It took the second pie before the sun dipped lower and the fire flamed up and the old man suddenly turned a dark, lush shade of green. “Pigeon pie,” he said, suddenly listing to one side, “is my very favorite. To stick it in the eye of that boy, who has run away and—“ Here he stopped, mouth opening in a rictus of horror, eyes popping and skin purpling. Then he screamed and screamed.
The Marquis sat across from him, eating his own pie with his fingers. He finished his pie while he watched the seizures and when he was done, he licked each of his fingers clean, and stood. He smiled down at the dead old man in his polished tie and tasseled loafers. “And thus I clothe my naked villainy With odd old ends stol'n out of holy writ, And seem a saint, when most I play the devil.”

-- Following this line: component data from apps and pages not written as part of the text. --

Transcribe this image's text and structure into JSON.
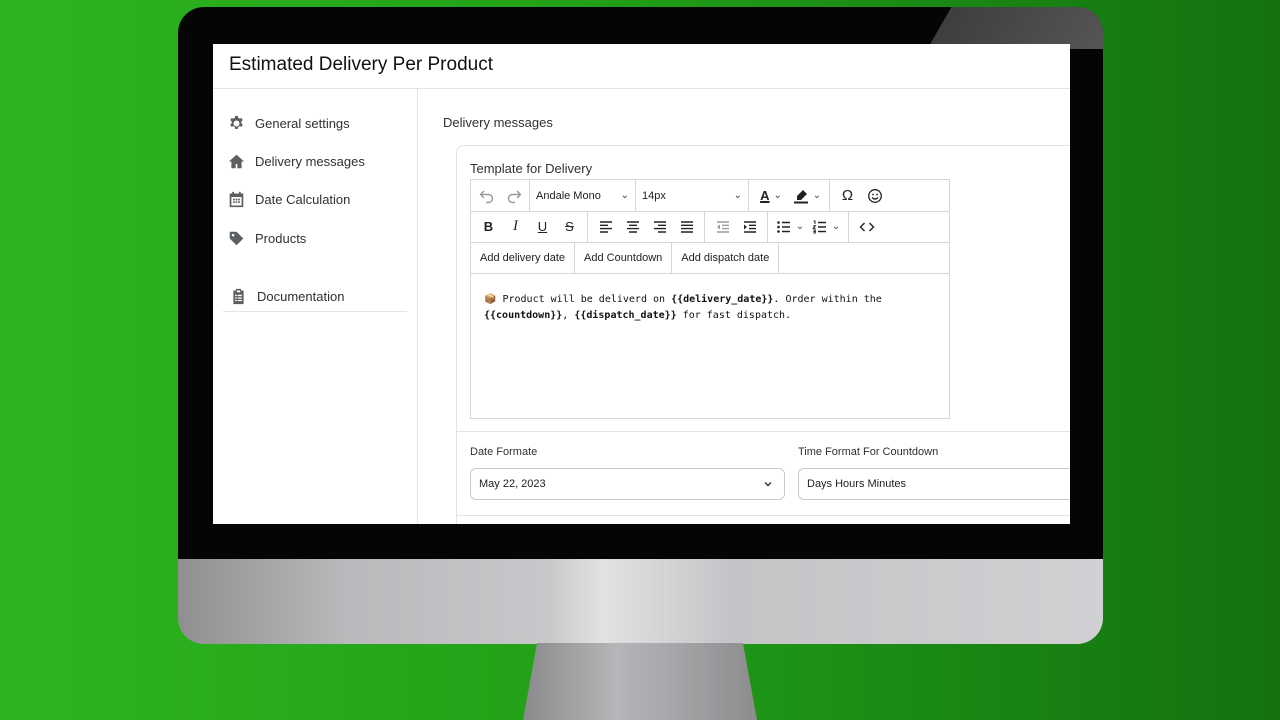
{
  "app": {
    "title": "Estimated Delivery Per Product"
  },
  "sidebar": {
    "items": [
      {
        "label": "General settings",
        "icon": "gear-icon"
      },
      {
        "label": "Delivery messages",
        "icon": "home-icon"
      },
      {
        "label": "Date Calculation",
        "icon": "calendar-icon"
      },
      {
        "label": "Products",
        "icon": "tag-icon"
      }
    ],
    "documentation": {
      "label": "Documentation",
      "icon": "clipboard-icon"
    }
  },
  "main": {
    "section_title": "Delivery messages",
    "template_label": "Template for Delivery",
    "editor": {
      "font_family": "Andale Mono",
      "font_size": "14px",
      "actions": [
        "Add delivery date",
        "Add Countdown",
        "Add dispatch date"
      ],
      "content": {
        "emoji": "📦",
        "part1": " Product will be deliverd on ",
        "ph1": "{{delivery_date}}",
        "part2": ". Order within the",
        "ph2": "{{countdown}}",
        "part3": ", ",
        "ph3": "{{dispatch_date}}",
        "part4": " for fast dispatch."
      }
    },
    "date_format": {
      "label": "Date Formate",
      "value": "May 22, 2023"
    },
    "time_format": {
      "label": "Time Format For Countdown",
      "value": "Days Hours Minutes"
    }
  }
}
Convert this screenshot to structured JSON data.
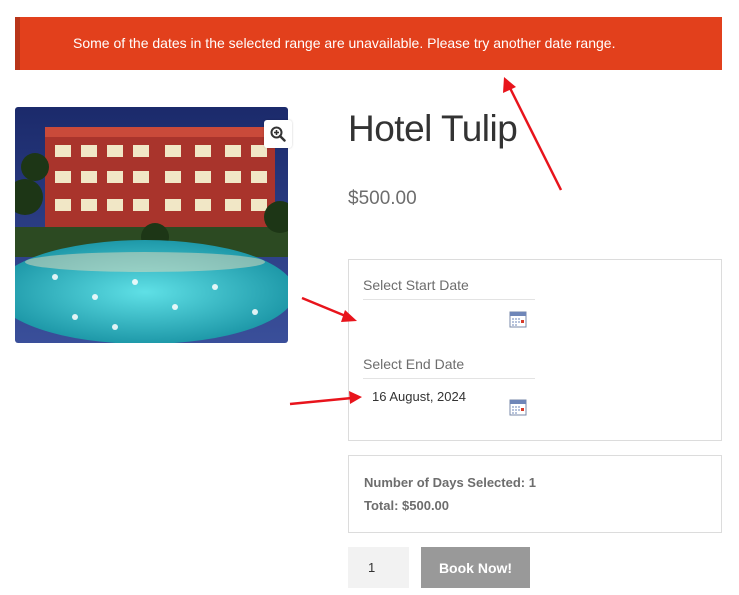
{
  "notice": {
    "message": "Some of the dates in the selected range are unavailable. Please try another date range."
  },
  "product": {
    "title": "Hotel Tulip",
    "price": "$500.00",
    "image_icon": "zoom-in-icon"
  },
  "booking": {
    "start_label": "Select Start Date",
    "start_value": "",
    "end_label": "Select End Date",
    "end_value": "16 August, 2024",
    "calendar_icon": "calendar-icon"
  },
  "summary": {
    "days": "Number of Days Selected: 1",
    "total": "Total: $500.00"
  },
  "cart": {
    "quantity": "1",
    "book_label": "Book Now!"
  },
  "colors": {
    "notice_bg": "#e2401c",
    "annotation_arrow": "#e8141c",
    "button_bg": "#999999"
  }
}
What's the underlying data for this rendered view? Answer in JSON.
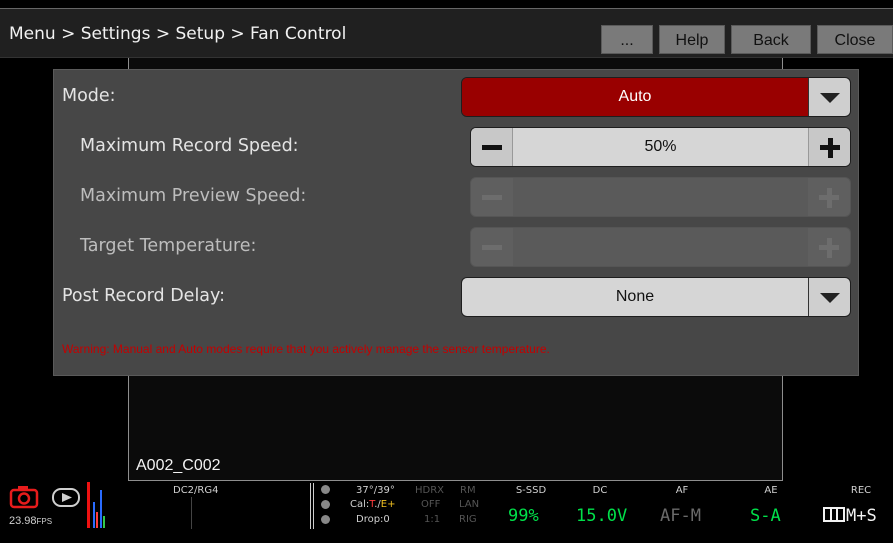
{
  "breadcrumb": "Menu > Settings > Setup > Fan Control",
  "toolbar": {
    "more_label": "...",
    "help_label": "Help",
    "back_label": "Back",
    "close_label": "Close"
  },
  "settings": {
    "mode": {
      "label": "Mode:",
      "value": "Auto",
      "color": "#990000"
    },
    "max_record_speed": {
      "label": "Maximum Record Speed:",
      "value": "50%"
    },
    "max_preview_speed": {
      "label": "Maximum Preview Speed:",
      "value": ""
    },
    "target_temperature": {
      "label": "Target Temperature:",
      "value": ""
    },
    "post_record_delay": {
      "label": "Post Record Delay:",
      "value": "None"
    }
  },
  "warning": "Warning: Manual and Auto modes require that you actively manage the sensor temperature.",
  "viewfinder": {
    "clip_name": "A002_C002"
  },
  "status": {
    "fps": "23.98",
    "fps_unit": "FPS",
    "codec": "DC2/RG4",
    "temp": "37°/39°",
    "cal_prefix": "Cal:",
    "cal_t": "T",
    "cal_sep": "./",
    "cal_e": "E+",
    "drop": "Drop:0",
    "hdrx": {
      "label": "HDRX",
      "value": "OFF",
      "ratio": "1:1"
    },
    "rm": {
      "label": "RM",
      "lan": "LAN",
      "rig": "RIG"
    },
    "media": {
      "label": "S-SSD",
      "value": "99%"
    },
    "power": {
      "label": "DC",
      "value": "15.0V"
    },
    "af": {
      "label": "AF",
      "value": "AF-M"
    },
    "ae": {
      "label": "AE",
      "value": "S-A"
    },
    "rec": {
      "label": "REC",
      "value": "M+S"
    },
    "colors": {
      "green": "#00e04a",
      "red": "#ff2222",
      "cal_t": "#ff3b3b",
      "cal_e": "#f0c020"
    }
  }
}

It was only a short ways out of the Forest to the Black Horse station. The Marquis merely followed the trail of sandalwood and roses to find his way to the rendezvous.
The Queen of the Pigeons stood under a stone arch next to her son. She wore a comfortable cardigan in blue tweed wool knitted with more birds and flowers, over her gray shirt and nearly gray blue jeans. She hugged him again, which he permitted, but only because he was hoping for more payment still. She asked for no details of Old Scratch’s death. Her people would have told her already.
She did kiss his cheek, which made him frown, and press a soft pair of gloves in his hands. “For the cold. It was a wonderful thing you did.”
The Marquis bowed, maintaining his dignity in the face of purple fuzzy gloves, even if they were very soft. “It is what I am paid for. Our bargain, then, is at an end, and I am released from your service.”
She bowed, too, but a lesser bow as befitted her higher station. “You are released from my service with thanks, your grace.”
He turned then and left, his two hands heavy in the pockets of his coat. Behind him he heard oddly pounding feet, as though a person was walking a rhythmically. He felt a tug on his coat and turned.
Prince Nikolai stood there, looking princely for the first time in a dark blue sweater and a jeweled collar of bright black stones as shiny as a pigeon’s eye and reflecting the dark gleaming blues and greens of their wings.
He tugged on the Marquis's sleeve and said, “You have made my mother very happy indeed and you have saved me from a life of servitude and vice. For this I am grateful. I owe you a debt.”
The Marquis raised one eyebrow. Perhaps this job had come off after all. “Thank you, your Highness. Someday, I will collect.”
The prince shivered and watched the man turn and pace away like a great cat on the prowl, coat tails swishing like the tail of a tiger stalking deer in the forest, entering the market like he was going on a hunt.
“Who is that?” he heard the woman whisper to the stall owner.
“That's the Marquis de Carabas,” she hissed back, pulling some of the small scurrying tokens towards her, “they say he bested the Devil himself!”
The Marquis polished his dirty nails on his shiny new coat and hummed a merry tune. The curry stall that sold the best saag was just ahead. Time to get some breakfast.